“It used to be that medical device startups would develop a product by focusing on design, they’d get some IP with the product and it would be gobbled up by a big player,” explained Brett Naglreiter, who runs a consultancy firm to help develop and incubate medical device technologies.
But that technology-first model doesn’t work anymore.
The risks are higher; the chance of getting a potentially groundbreaking idea to market seems more remote. “You have greater emphasis on manufacturability, reimbursement, how the technology fits in the healthcare environment – all of these things need to be considered much earlier in the process than before, and startups need more breadth of expertise,” said Naglreiter.
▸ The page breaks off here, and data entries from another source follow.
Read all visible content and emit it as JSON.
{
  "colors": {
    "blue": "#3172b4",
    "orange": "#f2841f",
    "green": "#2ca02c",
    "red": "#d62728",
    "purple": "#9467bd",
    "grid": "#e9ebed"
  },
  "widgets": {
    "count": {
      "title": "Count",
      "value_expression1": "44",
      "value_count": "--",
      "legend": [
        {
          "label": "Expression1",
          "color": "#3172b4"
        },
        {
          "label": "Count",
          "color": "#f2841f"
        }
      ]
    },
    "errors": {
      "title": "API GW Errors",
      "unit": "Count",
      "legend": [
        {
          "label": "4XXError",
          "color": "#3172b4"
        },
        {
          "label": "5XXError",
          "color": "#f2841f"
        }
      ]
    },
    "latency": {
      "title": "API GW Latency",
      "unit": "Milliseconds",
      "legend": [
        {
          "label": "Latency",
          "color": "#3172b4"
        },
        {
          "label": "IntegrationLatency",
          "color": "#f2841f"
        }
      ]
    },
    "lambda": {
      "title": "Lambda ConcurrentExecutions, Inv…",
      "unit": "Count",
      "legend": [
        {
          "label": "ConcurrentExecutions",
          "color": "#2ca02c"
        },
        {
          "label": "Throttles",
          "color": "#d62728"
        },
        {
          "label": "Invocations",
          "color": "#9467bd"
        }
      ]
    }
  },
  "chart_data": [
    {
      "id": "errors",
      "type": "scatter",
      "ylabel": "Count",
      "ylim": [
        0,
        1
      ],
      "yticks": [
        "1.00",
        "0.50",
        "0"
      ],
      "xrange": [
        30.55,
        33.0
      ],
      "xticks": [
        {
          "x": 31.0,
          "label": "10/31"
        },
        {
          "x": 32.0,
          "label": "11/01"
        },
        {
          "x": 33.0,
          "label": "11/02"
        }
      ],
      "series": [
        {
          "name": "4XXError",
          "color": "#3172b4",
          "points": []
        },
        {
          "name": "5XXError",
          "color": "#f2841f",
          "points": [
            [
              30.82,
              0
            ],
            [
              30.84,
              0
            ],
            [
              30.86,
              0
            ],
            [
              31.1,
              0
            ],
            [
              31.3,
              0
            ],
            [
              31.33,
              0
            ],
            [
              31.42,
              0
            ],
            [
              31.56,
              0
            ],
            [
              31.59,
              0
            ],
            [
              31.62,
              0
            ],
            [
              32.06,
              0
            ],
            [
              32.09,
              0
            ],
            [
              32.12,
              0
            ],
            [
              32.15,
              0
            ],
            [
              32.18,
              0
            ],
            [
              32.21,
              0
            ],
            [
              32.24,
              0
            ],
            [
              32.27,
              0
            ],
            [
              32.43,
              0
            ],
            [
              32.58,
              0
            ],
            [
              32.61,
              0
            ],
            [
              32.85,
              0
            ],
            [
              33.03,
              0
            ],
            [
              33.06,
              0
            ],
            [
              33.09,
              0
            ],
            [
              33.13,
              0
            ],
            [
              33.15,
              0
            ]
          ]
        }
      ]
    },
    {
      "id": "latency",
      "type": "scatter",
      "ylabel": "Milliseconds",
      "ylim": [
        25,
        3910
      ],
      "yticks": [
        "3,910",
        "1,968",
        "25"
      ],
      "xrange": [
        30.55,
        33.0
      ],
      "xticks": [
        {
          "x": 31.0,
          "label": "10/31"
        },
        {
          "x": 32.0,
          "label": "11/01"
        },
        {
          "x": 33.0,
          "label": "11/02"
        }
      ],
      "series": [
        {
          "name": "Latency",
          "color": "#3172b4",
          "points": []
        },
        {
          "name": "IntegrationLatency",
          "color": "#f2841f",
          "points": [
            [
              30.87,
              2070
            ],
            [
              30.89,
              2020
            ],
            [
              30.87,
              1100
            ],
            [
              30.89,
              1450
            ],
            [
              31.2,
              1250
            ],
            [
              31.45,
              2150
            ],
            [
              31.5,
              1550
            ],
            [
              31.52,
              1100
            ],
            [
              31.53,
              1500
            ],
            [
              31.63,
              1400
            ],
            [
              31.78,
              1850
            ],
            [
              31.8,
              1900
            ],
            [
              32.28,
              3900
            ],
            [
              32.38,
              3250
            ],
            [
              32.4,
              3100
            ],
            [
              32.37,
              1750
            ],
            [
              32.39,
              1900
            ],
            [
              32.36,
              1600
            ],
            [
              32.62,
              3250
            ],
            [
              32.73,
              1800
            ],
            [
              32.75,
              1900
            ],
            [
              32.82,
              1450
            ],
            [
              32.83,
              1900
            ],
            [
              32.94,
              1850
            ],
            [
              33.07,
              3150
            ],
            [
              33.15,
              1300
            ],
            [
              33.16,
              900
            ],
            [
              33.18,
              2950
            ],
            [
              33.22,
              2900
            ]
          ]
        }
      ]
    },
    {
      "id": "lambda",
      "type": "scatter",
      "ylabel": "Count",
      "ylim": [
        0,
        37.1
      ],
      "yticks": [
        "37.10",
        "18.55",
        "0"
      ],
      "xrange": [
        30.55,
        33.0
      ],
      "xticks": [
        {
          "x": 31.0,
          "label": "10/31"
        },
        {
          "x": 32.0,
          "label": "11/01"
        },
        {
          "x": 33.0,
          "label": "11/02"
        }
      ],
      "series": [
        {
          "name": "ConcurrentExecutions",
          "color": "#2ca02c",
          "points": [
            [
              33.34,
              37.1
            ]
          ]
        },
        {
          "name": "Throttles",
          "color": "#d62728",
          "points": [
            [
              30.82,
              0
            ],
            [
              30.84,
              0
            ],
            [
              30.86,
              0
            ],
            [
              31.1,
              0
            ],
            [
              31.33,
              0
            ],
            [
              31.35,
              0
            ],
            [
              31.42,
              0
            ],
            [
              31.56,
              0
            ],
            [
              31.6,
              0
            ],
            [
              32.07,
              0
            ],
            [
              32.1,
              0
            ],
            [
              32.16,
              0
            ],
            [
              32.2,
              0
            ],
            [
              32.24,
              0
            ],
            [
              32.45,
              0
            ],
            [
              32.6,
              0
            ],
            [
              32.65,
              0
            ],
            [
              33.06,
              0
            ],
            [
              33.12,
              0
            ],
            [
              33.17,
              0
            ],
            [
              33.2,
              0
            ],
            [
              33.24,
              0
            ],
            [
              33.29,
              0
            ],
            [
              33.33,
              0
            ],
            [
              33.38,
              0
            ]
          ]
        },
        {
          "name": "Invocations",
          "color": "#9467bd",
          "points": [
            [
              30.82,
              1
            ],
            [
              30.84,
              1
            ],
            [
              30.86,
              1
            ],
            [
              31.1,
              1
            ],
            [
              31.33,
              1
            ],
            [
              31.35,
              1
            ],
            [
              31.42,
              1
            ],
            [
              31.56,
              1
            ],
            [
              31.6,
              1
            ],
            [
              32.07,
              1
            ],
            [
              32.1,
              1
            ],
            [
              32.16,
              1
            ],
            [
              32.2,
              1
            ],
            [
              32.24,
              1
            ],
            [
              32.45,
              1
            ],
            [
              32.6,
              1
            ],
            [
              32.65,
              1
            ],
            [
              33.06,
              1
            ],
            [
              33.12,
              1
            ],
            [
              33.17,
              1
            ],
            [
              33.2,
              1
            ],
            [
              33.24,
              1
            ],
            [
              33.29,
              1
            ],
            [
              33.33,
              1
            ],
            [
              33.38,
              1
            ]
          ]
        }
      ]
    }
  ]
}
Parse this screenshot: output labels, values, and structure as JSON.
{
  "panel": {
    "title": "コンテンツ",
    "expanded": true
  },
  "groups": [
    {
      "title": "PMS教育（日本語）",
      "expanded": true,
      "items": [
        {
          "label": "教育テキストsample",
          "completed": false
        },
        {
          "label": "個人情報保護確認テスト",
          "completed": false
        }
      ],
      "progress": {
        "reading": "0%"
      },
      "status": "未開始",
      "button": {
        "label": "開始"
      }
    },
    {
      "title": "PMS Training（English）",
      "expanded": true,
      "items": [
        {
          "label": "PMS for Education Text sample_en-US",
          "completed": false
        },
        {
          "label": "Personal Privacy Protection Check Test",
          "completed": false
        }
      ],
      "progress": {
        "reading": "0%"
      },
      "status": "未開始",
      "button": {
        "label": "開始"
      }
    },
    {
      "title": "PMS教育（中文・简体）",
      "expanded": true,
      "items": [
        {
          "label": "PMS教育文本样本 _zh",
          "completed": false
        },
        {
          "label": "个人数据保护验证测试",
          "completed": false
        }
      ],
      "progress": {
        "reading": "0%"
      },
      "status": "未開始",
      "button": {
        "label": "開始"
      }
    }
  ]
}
Investors are looking for “Cinderella” startups: Well-funded, intriguing technologies that everyone wants to back – after they’ve proven that they’ve been able to mitigate the risks. As healthcare needs shift, it becomes clear that the startups that get noticed today are much more sophisticated, need to be much more well-funded, and – to be frank – a lot more mature than they used to be.